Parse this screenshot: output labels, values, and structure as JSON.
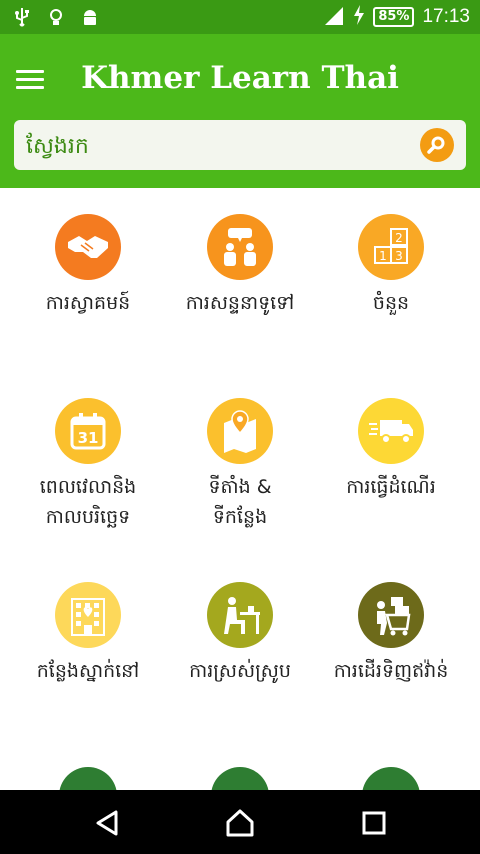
{
  "status_bar": {
    "icons": [
      "usb-icon",
      "bulb-icon",
      "android-icon",
      "signal-icon",
      "charging-icon"
    ],
    "battery": "85%",
    "time": "17:13"
  },
  "app_bar": {
    "title": "Khmer Learn Thai",
    "search_placeholder": "ស្វែងរក"
  },
  "colors": {
    "status_bar": "#3a9a14",
    "app_bar": "#4cb81a",
    "orange": "#f47b20",
    "amber": "#f9a825",
    "yellow": "#fbc02d",
    "olive": "#8a9a1a",
    "dark_olive": "#6d6a1a",
    "green": "#2e7d32"
  },
  "categories": [
    {
      "label": "ការស្វាគមន៍",
      "icon": "handshake-icon",
      "color": "#f47b20"
    },
    {
      "label": "ការសន្ទនាទូទៅ",
      "icon": "conversation-icon",
      "color": "#f7941d"
    },
    {
      "label": "ចំនួន",
      "icon": "number-blocks-icon",
      "color": "#f9a825"
    },
    {
      "label": "ពេលវេលានិង\nកាលបរិច្ឆេទ",
      "icon": "calendar-icon",
      "color": "#fbc02d"
    },
    {
      "label": "ទីតាំង &\nទីកន្លែង",
      "icon": "map-pin-icon",
      "color": "#fbc02d"
    },
    {
      "label": "ការធ្វើដំណើរ",
      "icon": "truck-icon",
      "color": "#fdd835"
    },
    {
      "label": "កន្លែងស្នាក់នៅ",
      "icon": "hotel-icon",
      "color": "#fdd85a"
    },
    {
      "label": "ការស្រស់ស្រូប",
      "icon": "dining-icon",
      "color": "#a4a81e"
    },
    {
      "label": "ការដើរទិញឥវ៉ាន់",
      "icon": "shopping-icon",
      "color": "#6d6a1a"
    }
  ],
  "nav_bar": [
    "back-icon",
    "home-icon",
    "recents-icon"
  ]
}
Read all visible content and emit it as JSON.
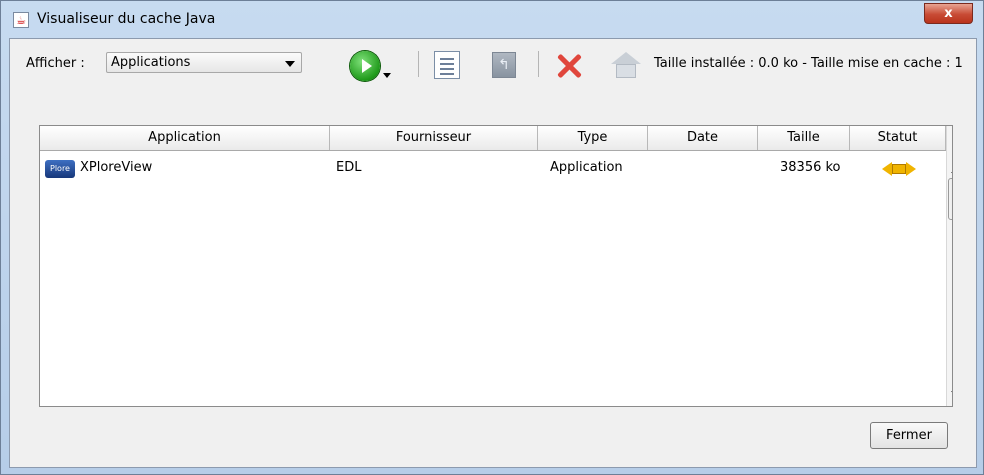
{
  "window": {
    "title": "Visualiseur du cache Java",
    "close_glyph": "x"
  },
  "toolbar": {
    "show_label": "Afficher :",
    "show_value": "Applications",
    "size_info": "Taille installée : 0.0 ko - Taille mise en cache : 1"
  },
  "table": {
    "columns": [
      "Application",
      "Fournisseur",
      "Type",
      "Date",
      "Taille",
      "Statut"
    ],
    "rows": [
      {
        "icon_text": "Plore",
        "application": "XPloreView",
        "vendor": "EDL",
        "type": "Application",
        "date": "",
        "size": "38356 ko"
      }
    ]
  },
  "footer": {
    "close_label": "Fermer"
  }
}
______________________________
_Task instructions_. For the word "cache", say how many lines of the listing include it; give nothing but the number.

_Answer to this exercise_. 2